Problem statement: Go through the listing below and return every line exactly.

........

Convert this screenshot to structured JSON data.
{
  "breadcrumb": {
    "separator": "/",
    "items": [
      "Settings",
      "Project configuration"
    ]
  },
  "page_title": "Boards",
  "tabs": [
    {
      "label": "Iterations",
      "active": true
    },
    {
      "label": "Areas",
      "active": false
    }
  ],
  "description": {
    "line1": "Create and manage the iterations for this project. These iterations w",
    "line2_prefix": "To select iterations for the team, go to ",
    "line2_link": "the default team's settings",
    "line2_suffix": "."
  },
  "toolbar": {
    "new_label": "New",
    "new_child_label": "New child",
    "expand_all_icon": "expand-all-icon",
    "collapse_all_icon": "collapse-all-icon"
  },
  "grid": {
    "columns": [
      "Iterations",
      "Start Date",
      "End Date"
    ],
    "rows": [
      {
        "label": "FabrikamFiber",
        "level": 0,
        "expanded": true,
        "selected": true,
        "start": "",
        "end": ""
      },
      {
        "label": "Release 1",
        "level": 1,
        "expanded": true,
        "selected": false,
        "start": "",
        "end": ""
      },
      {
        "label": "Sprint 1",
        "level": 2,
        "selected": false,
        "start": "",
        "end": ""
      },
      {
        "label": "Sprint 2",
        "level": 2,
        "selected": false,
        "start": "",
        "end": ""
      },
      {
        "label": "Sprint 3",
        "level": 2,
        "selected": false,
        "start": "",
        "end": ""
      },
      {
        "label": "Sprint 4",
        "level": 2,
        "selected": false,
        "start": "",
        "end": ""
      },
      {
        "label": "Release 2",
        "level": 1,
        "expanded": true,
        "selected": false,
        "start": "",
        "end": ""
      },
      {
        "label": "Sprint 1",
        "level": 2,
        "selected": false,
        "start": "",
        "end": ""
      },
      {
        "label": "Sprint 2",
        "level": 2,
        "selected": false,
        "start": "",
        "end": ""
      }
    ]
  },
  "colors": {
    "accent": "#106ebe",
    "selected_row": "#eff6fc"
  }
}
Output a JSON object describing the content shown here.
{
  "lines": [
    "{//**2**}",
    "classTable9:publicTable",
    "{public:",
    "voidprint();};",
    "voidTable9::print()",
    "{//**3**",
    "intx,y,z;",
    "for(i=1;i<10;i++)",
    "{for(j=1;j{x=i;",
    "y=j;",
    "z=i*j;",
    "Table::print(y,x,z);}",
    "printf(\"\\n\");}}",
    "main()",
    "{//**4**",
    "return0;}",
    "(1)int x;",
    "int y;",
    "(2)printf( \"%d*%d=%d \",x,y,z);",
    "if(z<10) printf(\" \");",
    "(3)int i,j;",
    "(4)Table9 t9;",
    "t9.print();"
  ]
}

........

Reply:
Convert this screenshot to structured JSON data.
{
  "breadcrumb": {
    "separator": "/",
    "items": [
      "Settings",
      "Project configuration"
    ]
  },
  "page_title": "Boards",
  "tabs": [
    {
      "label": "Iterations",
      "active": true
    },
    {
      "label": "Areas",
      "active": false
    }
  ],
  "description": {
    "line1": "Create and manage the iterations for this project. These iterations w",
    "line2_prefix": "To select iterations for the team, go to ",
    "line2_link": "the default team's settings",
    "line2_suffix": "."
  },
  "toolbar": {
    "new_label": "New",
    "new_child_label": "New child",
    "expand_all_icon": "expand-all-icon",
    "collapse_all_icon": "collapse-all-icon"
  },
  "grid": {
    "columns": [
      "Iterations",
      "Start Date",
      "End Date"
    ],
    "rows": [
      {
        "label": "FabrikamFiber",
        "level": 0,
        "expanded": true,
        "selected": true,
        "start": "",
        "end": ""
      },
      {
        "label": "Release 1",
        "level": 1,
        "expanded": true,
        "selected": false,
        "start": "",
        "end": ""
      },
      {
        "label": "Sprint 1",
        "level": 2,
        "selected": false,
        "start": "",
        "end": ""
      },
      {
        "label": "Sprint 2",
        "level": 2,
        "selected": false,
        "start": "",
        "end": ""
      },
      {
        "label": "Sprint 3",
        "level": 2,
        "selected": false,
        "start": "",
        "end": ""
      },
      {
        "label": "Sprint 4",
        "level": 2,
        "selected": false,
        "start": "",
        "end": ""
      },
      {
        "label": "Release 2",
        "level": 1,
        "expanded": true,
        "selected": false,
        "start": "",
        "end": ""
      },
      {
        "label": "Sprint 1",
        "level": 2,
        "selected": false,
        "start": "",
        "end": ""
      },
      {
        "label": "Sprint 2",
        "level": 2,
        "selected": false,
        "start": "",
        "end": ""
      }
    ]
  },
  "colors": {
    "accent": "#106ebe",
    "selected_row": "#eff6fc"
  }
}
Output a JSON object describing the content shown here.
{
  "lines": [
    "{//**2**}",
    "classTable9:publicTable",
    "{public:",
    "voidprint();};",
    "voidTable9::print()",
    "{//**3**",
    "intx,y,z;",
    "for(i=1;i<10;i++)",
    "{for(j=1;j{x=i;",
    "y=j;",
    "z=i*j;",
    "Table::print(y,x,z);}",
    "printf(\"\\n\");}}",
    "main()",
    "{//**4**",
    "return0;}",
    "(1)int x;",
    "int y;",
    "(2)printf( \"%d*%d=%d \",x,y,z);",
    "if(z<10) printf(\" \");",
    "(3)int i,j;",
    "(4)Table9 t9;",
    "t9.print();"
  ]
}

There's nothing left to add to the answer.